It’s manatee vs. military in pending habitat ruling
Manatees may rank lower than traditional military menaces like torpedoes or air-to-sea missiles. But a proposal to protect additional habitat for the deceptively gentle, seagrass-munching creatures could, according to the U.S. Navy, end up reducing habitat for destroyers, aircraft carriers and nuclear submarines.
The U.S. Fish and Wildlife Service soon will make a decision on whether to expand what’s called critical habitat for the manatee in Florida and southern Georgia, in response to a petition from several environmental groups.
The coastlines of these states bristle with naval installations, such as the historic Pensacola Naval Air Station, where World War II aviators trained; Kings Bay in southern Georgia, home to nuclear-armed Ohio-class submarines; and the South Florida Ocean Testing Facility in Dania Beach, where the Navy operates an undersea range to determine ships’ acoustical signatures.
Although the Navy doesn’t object in principal to an increase in protected areas -- and indeed points out the many measures it takes to prevent harm to endangered species -- it says that an overly broad expansion could have “significant impacts” on Navy operations.
“Manatees and their habitats overlap Navy training and operation areas through the Southeast,” said a letter from C.R. Destafney, the Navy’s regional environmental program director. “Navy’s training involves activities necessary to maintain proficiency in mission-essential areas such as mine warfare, strike warfare, electronic combat and maritime security.”
Among the military’s concerns are security arrangements for Ohio-class submarines entering and exiting Kings Bay. The Navy does not want protections for a marine mammal, no matter how lovable, to compromise security arrangements for submarines approaching shore armed with nuclear weapons.
Spokesman Steve Strickland said that the Navy works hard to leave a minimal environmental footprint. For example, he said, the Navy conducts aerial surveys of endangered right whales off north Florida in order to alert military ships of their whereabouts.
“Certainly the Navy coexists with various endangered species,” he said. “We do all kinds of things to help minimize the impact.”
The habitat expansion proposal came in a 2008 petition from the Center for Biological Diversity, Defenders of Wildlife, Save the Manatee Club and Wildlife Advocacy Project.
These groups argued that the currently designated critical habitat, drawn up in 1976, was outdated. Since then, they said, a skyrocketing population has brought more boats and waterfront development.
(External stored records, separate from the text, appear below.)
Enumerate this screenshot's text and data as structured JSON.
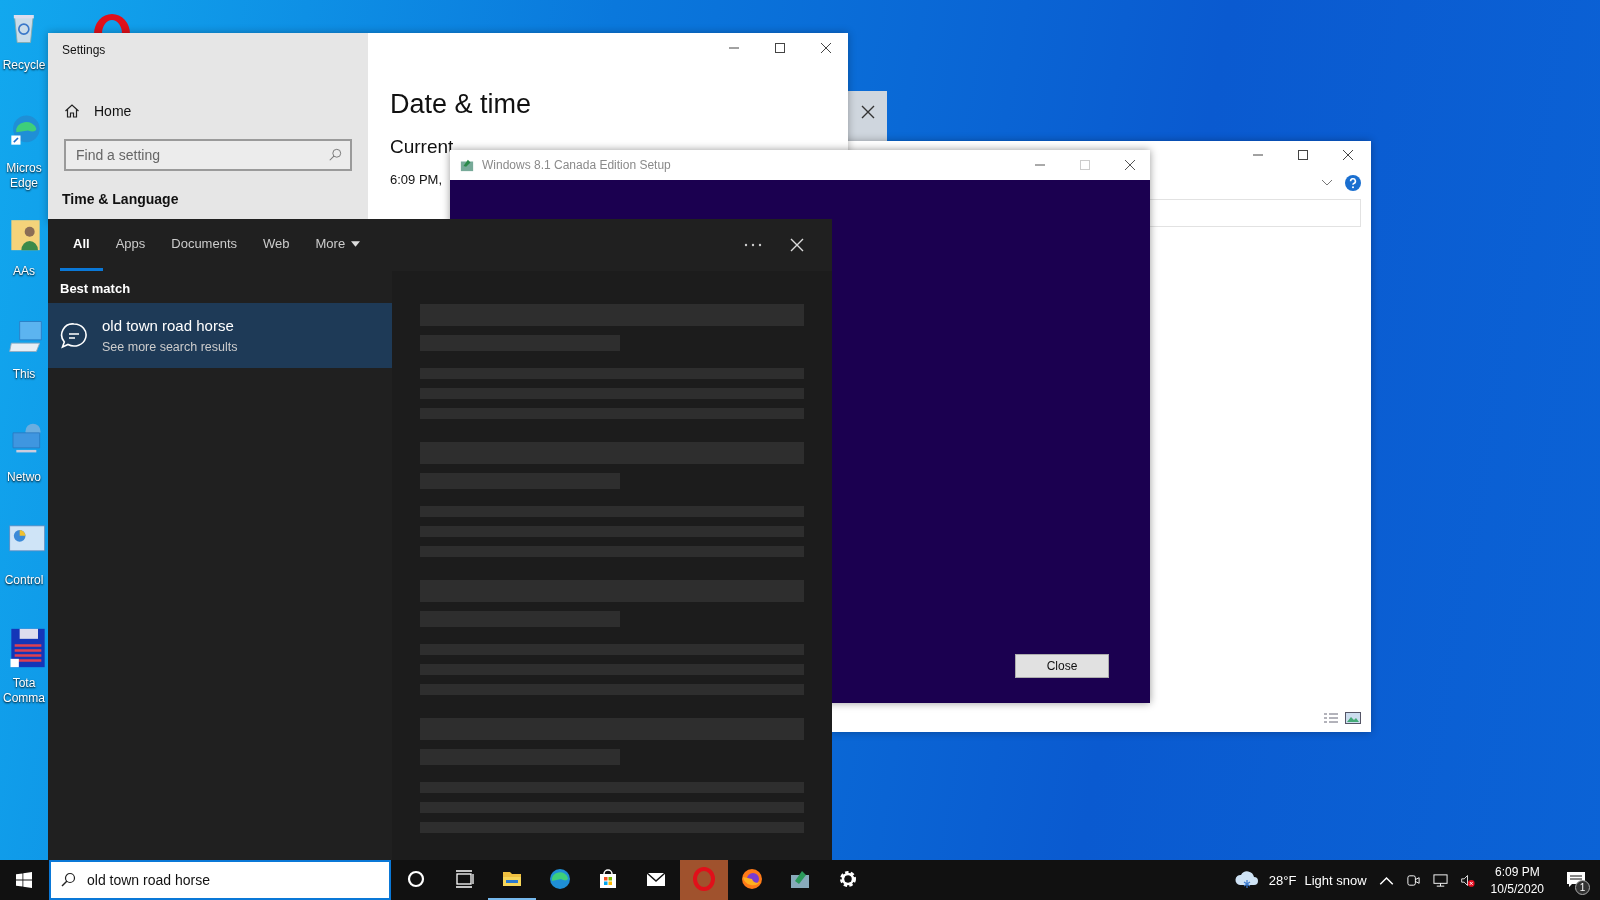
{
  "desktop_icons": [
    {
      "kind": "recycle",
      "lines": [
        "Recycle"
      ]
    },
    {
      "kind": "edge",
      "lines": [
        "Micros",
        "Edge"
      ]
    },
    {
      "kind": "user-folder",
      "lines": [
        "AAs"
      ]
    },
    {
      "kind": "computer",
      "lines": [
        "This"
      ]
    },
    {
      "kind": "network",
      "lines": [
        "Netwo"
      ]
    },
    {
      "kind": "control",
      "lines": [
        "Control"
      ]
    },
    {
      "kind": "commander",
      "lines": [
        "Tota",
        "Comma"
      ]
    }
  ],
  "settings_window": {
    "title": "Settings",
    "home": "Home",
    "search": {
      "placeholder": "Find a setting"
    },
    "section": "Time & Language",
    "heading": "Date & time",
    "subheading": "Current",
    "time": "6:09 PM,"
  },
  "setup_window": {
    "title": "Windows 8.1 Canada Edition Setup",
    "button": "Close"
  },
  "search_panel": {
    "tabs": [
      {
        "label": "All",
        "selected": true,
        "kind": "tab"
      },
      {
        "label": "Apps",
        "selected": false,
        "kind": "tab"
      },
      {
        "label": "Documents",
        "selected": false,
        "kind": "tab"
      },
      {
        "label": "Web",
        "selected": false,
        "kind": "tab"
      },
      {
        "label": "More",
        "selected": false,
        "kind": "menu"
      }
    ],
    "section": "Best match",
    "result": {
      "title": "old town road horse",
      "subtitle": "See more search results",
      "selected": true
    }
  },
  "taskbar": {
    "search": {
      "value": "old town road horse"
    },
    "apps": [
      {
        "kind": "cortana",
        "running": false,
        "active": false
      },
      {
        "kind": "taskview",
        "running": false,
        "active": false
      },
      {
        "kind": "explorer",
        "running": true,
        "active": false
      },
      {
        "kind": "edge",
        "running": false,
        "active": false
      },
      {
        "kind": "store",
        "running": false,
        "active": false
      },
      {
        "kind": "mail",
        "running": false,
        "active": false
      },
      {
        "kind": "opera",
        "running": false,
        "active": true
      },
      {
        "kind": "firefox",
        "running": false,
        "active": false
      },
      {
        "kind": "setup",
        "running": false,
        "active": false
      },
      {
        "kind": "settings",
        "running": false,
        "active": false
      }
    ],
    "weather": {
      "temperature": "28°F",
      "condition": "Light snow"
    },
    "volume": {
      "muted": true
    },
    "clock": {
      "time": "6:09 PM",
      "date": "10/5/2020"
    },
    "notifications": {
      "count": "1"
    }
  }
}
A critical habitat designation would not prohibit construction or other activities. But it would require the wildlife service to review federal activities or decisions that could affect the manatees’ habitat, such as permitting development, oil drilling, boating or shipping.
Katie Tripp, science and conservation director of the Save the Manatee Club, said that there may be ways the Navy could alter operations to protect manatees without any impact on operations or training.
“In the past, manatees have not kept the Navy from doing what they need to do,” she said. “In this state, endangered species and the military have coexisted.”
The petition calls for the protection of dozens of natural springs, seagrass beds, travel corridors and coastlines throughout manatee habitat.
Rules to protect manatees have irritated boaters and the marine construction industry for years, and the proposal could face a fight if it moves forward.
Chuck Underwood, spokesman for the Fish and Wildlife Service, said that any increase in critical habitat would almost certainly be a fraction of the habitat proposed by the wildlife groups.
He downplayed the significance of expanding the species’ critical habitat, saying any changes would simply reinforce protections already in place. Of the Navy’s comments, he said, “We understand they have concerns, and they’re legitimate concerns.”